Their contribution ranges from the most banal of things like the concept of keeping the food, belly warm, or the division between not just the hot and cold kitchens but segments that of meat, vegetarian to the most trending like the taste of waste practice or going seasonal. In fact, they are the reasons that we often find these little exciting practices that has changed the way we showcase food today, and even create experience. Think about it, most of the practices that get accolades today like fermentation, foraging or creating complex food that does more than just nourishes you have been their work. Courtesy their ingenuity we have some of the most fascinating use of ingredients. Take the case of Pithas – rice-based crepes that are eaten across the Western, Eastern, North Eastern and Southern part of India. High on innovation, it is a sheer wonderment how a fermented batter, which uses the bounty of rice available, could create such a wonderful array of food that are different in taste, texture and even functionality.
An excellent example of this is the Odia cuisine repertoire, which aside Chakulis has a different range of sweet pithas which in look, feel and even in experience can rival any cake – not merely in taste but in terms of wellness. But pithas weren’t the only use of abundance of rice in India, the flour today is a much-preferred option to thickening gravies with taste. It is their understanding of our food and thinking that there are over a dozen different, tested to perfection, form of preserving that can allow us today to survive through any calamity because we can use the same ingredient in multiple formats. An excellent example of this is the Himalayan cuisine, which doesn’t really have a seasonal food culture like the rest of the country and often uses the art of preserving to create a feast that is worth any fine dining table. Of course, one may argue that there are no records of women being behind such innovation. But I tend to disagree. An innovation to become a practice needs practitioners. And they haven’t been any better choices than our mothers, aunt, sisters and

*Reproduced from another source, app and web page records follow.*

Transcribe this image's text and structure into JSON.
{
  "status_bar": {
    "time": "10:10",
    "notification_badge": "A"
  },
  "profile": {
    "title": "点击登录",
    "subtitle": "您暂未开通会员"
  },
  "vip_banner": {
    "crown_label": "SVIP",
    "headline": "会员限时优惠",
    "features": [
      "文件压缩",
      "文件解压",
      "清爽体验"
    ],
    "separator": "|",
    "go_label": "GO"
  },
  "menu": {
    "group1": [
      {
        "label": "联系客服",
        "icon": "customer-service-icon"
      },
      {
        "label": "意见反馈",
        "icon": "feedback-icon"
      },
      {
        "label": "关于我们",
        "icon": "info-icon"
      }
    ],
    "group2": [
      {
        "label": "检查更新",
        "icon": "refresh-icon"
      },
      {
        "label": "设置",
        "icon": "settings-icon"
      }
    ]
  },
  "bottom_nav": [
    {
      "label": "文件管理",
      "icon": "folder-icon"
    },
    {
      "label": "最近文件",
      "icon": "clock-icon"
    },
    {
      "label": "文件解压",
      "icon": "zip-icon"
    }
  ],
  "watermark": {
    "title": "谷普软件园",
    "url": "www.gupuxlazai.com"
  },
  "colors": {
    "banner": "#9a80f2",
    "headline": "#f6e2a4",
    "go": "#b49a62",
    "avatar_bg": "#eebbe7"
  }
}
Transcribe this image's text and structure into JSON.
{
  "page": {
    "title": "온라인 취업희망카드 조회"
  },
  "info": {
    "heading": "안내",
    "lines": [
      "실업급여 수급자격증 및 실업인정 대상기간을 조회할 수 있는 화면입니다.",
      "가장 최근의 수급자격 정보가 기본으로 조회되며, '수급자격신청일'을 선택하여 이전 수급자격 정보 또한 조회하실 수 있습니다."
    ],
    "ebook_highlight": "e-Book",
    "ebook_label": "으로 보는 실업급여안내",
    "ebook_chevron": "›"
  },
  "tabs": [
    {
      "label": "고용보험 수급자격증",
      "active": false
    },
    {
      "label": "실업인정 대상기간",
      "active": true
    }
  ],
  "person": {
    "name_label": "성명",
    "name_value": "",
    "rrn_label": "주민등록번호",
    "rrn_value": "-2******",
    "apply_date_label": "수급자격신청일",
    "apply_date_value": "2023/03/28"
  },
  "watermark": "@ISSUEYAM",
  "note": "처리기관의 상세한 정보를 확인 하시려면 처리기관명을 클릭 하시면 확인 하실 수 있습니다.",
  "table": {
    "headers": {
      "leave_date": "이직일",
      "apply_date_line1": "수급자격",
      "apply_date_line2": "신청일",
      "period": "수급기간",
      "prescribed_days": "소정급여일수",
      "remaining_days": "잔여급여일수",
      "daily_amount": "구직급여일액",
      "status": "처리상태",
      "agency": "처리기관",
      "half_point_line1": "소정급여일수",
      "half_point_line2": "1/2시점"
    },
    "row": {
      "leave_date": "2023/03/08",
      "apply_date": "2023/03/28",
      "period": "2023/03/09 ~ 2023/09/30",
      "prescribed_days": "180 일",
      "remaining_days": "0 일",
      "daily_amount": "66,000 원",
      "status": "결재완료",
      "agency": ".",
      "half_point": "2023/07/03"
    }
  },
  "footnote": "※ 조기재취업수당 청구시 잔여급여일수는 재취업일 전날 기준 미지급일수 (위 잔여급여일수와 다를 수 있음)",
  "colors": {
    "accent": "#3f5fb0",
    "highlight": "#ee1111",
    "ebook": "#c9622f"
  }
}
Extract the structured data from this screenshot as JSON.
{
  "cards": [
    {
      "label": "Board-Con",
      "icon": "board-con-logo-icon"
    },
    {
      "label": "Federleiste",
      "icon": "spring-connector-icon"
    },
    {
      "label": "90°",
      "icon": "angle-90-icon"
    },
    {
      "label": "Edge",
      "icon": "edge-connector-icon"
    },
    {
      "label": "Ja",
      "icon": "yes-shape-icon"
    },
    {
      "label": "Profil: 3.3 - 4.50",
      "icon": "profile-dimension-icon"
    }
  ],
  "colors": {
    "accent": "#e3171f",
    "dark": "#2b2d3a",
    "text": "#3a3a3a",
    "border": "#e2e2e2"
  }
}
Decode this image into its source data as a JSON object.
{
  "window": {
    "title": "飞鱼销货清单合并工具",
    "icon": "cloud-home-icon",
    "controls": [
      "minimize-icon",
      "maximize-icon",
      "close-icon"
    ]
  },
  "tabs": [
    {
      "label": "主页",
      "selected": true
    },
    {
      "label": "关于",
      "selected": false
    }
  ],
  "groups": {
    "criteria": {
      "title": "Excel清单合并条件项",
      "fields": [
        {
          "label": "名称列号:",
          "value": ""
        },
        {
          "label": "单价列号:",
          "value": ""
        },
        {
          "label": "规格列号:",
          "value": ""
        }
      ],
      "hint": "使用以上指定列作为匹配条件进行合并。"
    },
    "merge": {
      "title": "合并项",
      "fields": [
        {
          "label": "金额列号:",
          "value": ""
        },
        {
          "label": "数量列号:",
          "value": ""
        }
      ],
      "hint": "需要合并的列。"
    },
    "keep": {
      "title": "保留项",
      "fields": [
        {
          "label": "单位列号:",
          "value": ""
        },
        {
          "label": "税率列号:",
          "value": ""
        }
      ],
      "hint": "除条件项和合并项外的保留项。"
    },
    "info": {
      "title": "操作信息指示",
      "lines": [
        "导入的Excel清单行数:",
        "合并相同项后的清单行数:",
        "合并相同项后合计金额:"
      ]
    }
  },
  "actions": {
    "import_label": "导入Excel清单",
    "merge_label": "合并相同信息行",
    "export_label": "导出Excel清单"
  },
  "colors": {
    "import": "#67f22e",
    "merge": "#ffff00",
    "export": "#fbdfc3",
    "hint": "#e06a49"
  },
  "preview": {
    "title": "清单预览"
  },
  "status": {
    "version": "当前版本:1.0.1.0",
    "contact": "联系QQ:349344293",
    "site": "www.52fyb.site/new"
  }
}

even wives who have carried on the legacy by word of mouth – or by simply being gracious enough to accept their role of bringing up a family, done outstandingly well.
In fact, history has records of how women have been at the foundation of every single concept that makes the core of good hospitality. Be it Queen Catherine De Medici who designed the luxurious course menus’ Queen Elizabeth and Queen Victoria for High Tea and Tea parties or even our very own Queen Nur Jahan and Princess Jahanara Begum, who designed the art of Indian hospitality.
Indeed, our kitchens are reflection of the many exceptional women and their thought process. And it is time we show them our gratitude. THANK YOU, OUR ORIGINAL CHEFS!